According to Greenhouse Canada, the participating companies include Agrisemen, Bayer, Bejo, Enza, Holland-Select, Limagrain Vegetable Seeds, Limgroup, Pop Vriend, Rijk Zwaan, Syngenta and Takii. A report by VILT, the Flemish information center for agriculture and horticulture, said the ILP will hold 60% of the world market of vegetable seeds in its hands.


A press release published by Netherlands-based hybrid seed specialist Nunhems, a subsidiary of Bayer CropScience, said 11 companies from Switzerland, Germany, Japan, France and the Netherlands, worked together to establish the ILP “with an aim to provide plant breeders around the world with faster, more efficient and cost effective, guaranteed access to crucial plant breeding traits that are currently covered by patent claims by ILP member companies.

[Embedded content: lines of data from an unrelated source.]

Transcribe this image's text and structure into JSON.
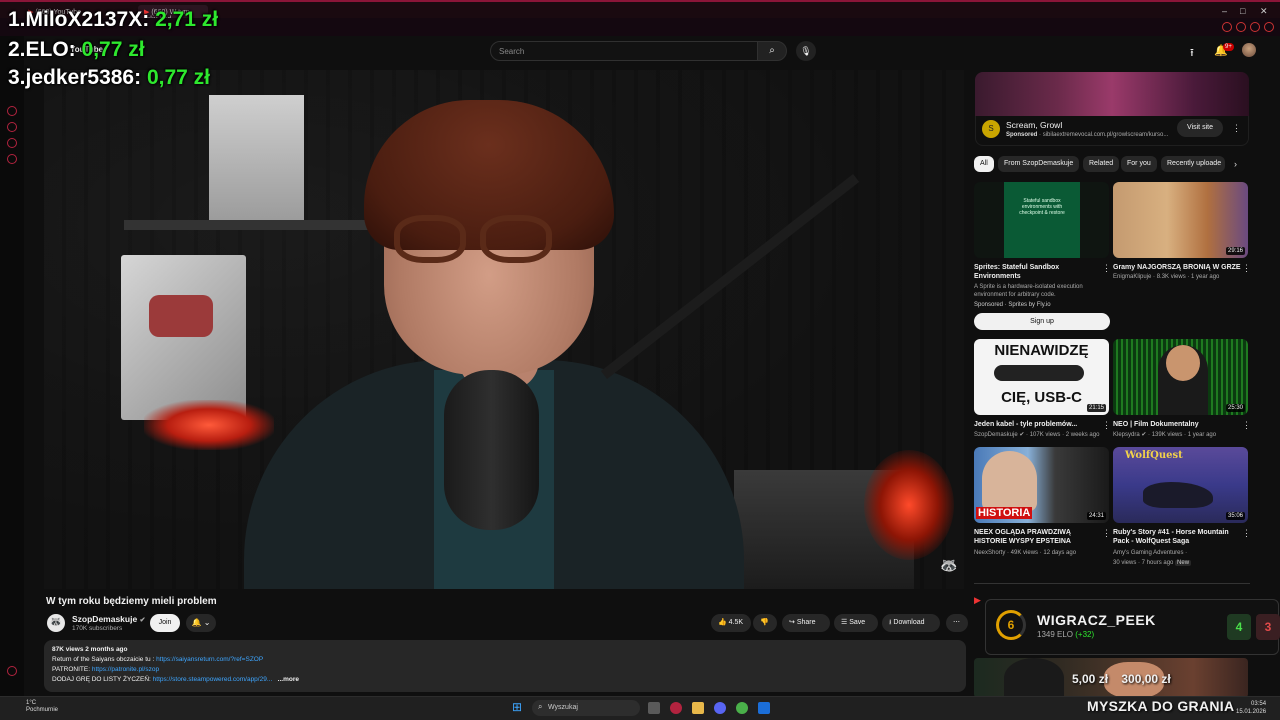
{
  "browser": {
    "tabs": [
      "(660) YouTube",
      "(660) W tym roku będ"
    ]
  },
  "header": {
    "logo": "YouTube",
    "search_placeholder": "Search",
    "notif_count": "9+"
  },
  "video": {
    "title": "W tym roku będziemy mieli problem",
    "channel": "SzopDemaskuje",
    "subscribers": "170K subscribers",
    "join_label": "Join",
    "likes": "4.5K",
    "share_label": "Share",
    "save_label": "Save",
    "download_label": "Download",
    "description": {
      "stats": "87K views  2 months ago",
      "line1_text": "Return of the Saiyans obczaicie tu  : ",
      "line1_link": "https://saiyansreturn.com/?ref=SZOP",
      "line2_text": "PATRONITE: ",
      "line2_link": "https://patronite.pl/szop",
      "line3_text": "DODAJ GRĘ DO LISTY ŻYCZEŃ: ",
      "line3_link": "https://store.steampowered.com/app/29...",
      "more": "...more"
    }
  },
  "ad": {
    "title": "Scream, Growl",
    "sponsored": "Sponsored",
    "url": "sibilaextremevocal.com.pl/growlscream/kurso...",
    "visit_label": "Visit site"
  },
  "chips": [
    "All",
    "From SzopDemaskuje",
    "Related",
    "For you",
    "Recently uploade"
  ],
  "recommendations": [
    {
      "title": "Sprites: Stateful Sandbox Environments",
      "meta1": "A Sprite is a hardware-isolated execution environment for arbitrary code.",
      "meta2": "Sponsored · Sprites by Fly.io",
      "duration": "",
      "cta": "Sign up",
      "thumb_text": "Stateful sandbox environments with checkpoint & restore"
    },
    {
      "title": "Gramy NAJGORSZĄ BRONIĄ W GRZE",
      "meta1": "EnigmaKlipuje · 8.3K views · 1 year ago",
      "duration": "29:16"
    },
    {
      "title": "Jeden kabel - tyle problemów...",
      "meta1": "SzopDemaskuje ✔ · 107K views · 2 weeks ago",
      "duration": "21:15",
      "thumb_text_1": "NIENAWIDZĘ",
      "thumb_text_2": "CIĘ, USB-C"
    },
    {
      "title": "NEO | Film Dokumentalny",
      "meta1": "Klepsydra ✔ · 139K views · 1 year ago",
      "duration": "25:30"
    },
    {
      "title": "NEEX OGLĄDA PRAWDZIWĄ HISTORIE WYSPY EPSTEINA",
      "meta1": "NeexShorty · 49K views · 12 days ago",
      "duration": "24:31",
      "thumb_text": "HISTORIA"
    },
    {
      "title": "Ruby's Story #41 - Horse Mountain Pack - WolfQuest Saga",
      "meta1": "Amy's Gaming Adventures ·",
      "meta2": "30 views · 7 hours ago",
      "badge": "New",
      "duration": "35:06",
      "thumb_text": "WolfQuest"
    }
  ],
  "overlay": {
    "leaderboard": [
      {
        "rank": "1.",
        "name": "MiloX2137X:",
        "amount": "2,71 zł"
      },
      {
        "rank": "2.",
        "name": "ELO:",
        "amount": "0,77 zł"
      },
      {
        "rank": "3.",
        "name": "jedker5386:",
        "amount": "0,77 zł"
      }
    ],
    "rank_card": {
      "level": "6",
      "name": "WIGRACZ_PEEK",
      "elo": "1349 ELO",
      "elo_delta": "(+32)",
      "wins": "4",
      "losses": "3"
    },
    "cam_labels": [
      "5,00 zł",
      "300,00 zł"
    ],
    "brand": "MYSZKA DO GRANIA"
  },
  "taskbar": {
    "weather_temp": "1°C",
    "weather_desc": "Pochmurnie",
    "search_placeholder": "Wyszukaj",
    "time": "03:54",
    "date": "15.01.2026"
  },
  "colors": {
    "accent_red": "#cc0000",
    "donation_green": "#2ee82e",
    "link_blue": "#3ea6ff",
    "rank_gold": "#e0a000"
  }
}
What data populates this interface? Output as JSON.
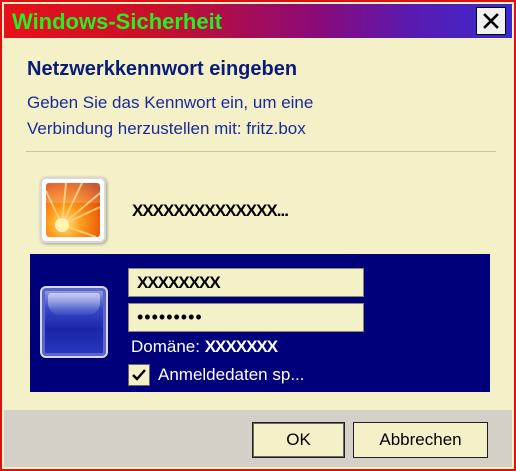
{
  "window": {
    "title": "Windows-Sicherheit",
    "close_icon": "close-icon"
  },
  "dialog": {
    "heading": "Netzwerkkennwort eingeben",
    "description_line1": "Geben Sie das Kennwort ein, um eine",
    "description_line2": "Verbindung herzustellen mit: fritz.box"
  },
  "saved_credential": {
    "icon": "flower-user-icon",
    "name": "XXXXXXXXXXXXXX..."
  },
  "credential_entry": {
    "icon": "user-tile-icon",
    "username_value": "XXXXXXXX",
    "password_value": "•••••••••",
    "domain_label": "Domäne:",
    "domain_value": "XXXXXXX",
    "remember_label": "Anmeldedaten sp...",
    "remember_checked": true
  },
  "buttons": {
    "ok": "OK",
    "cancel": "Abbrechen"
  },
  "colors": {
    "title_text": "#22f022",
    "heading": "#0a1c7a",
    "selected_tile": "#00007a",
    "window_border": "#e01010"
  }
}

“The ILP provides a straightforward, easy way for vegetable breeders to license the traits they need at a fair and reasonable cost so they can bring new products to the market that meet demands from growers and consumers. The members of the ILP will make all of their patents related to vegetable breeding traits accessible to their fellow members under the conditions of the ILP,” it said.


Monsanto said it applauded the initiative but is not a member. “We believe both the ILP and our new licensing program enable a technology exchange that will foster agricultural collaboration and innovation thereby increasing the variety and quality of vegetable seed products available to growers,” said Marlin Edwards, chief technology officer at Seminis, a vegetable seeds subsidiary of the company.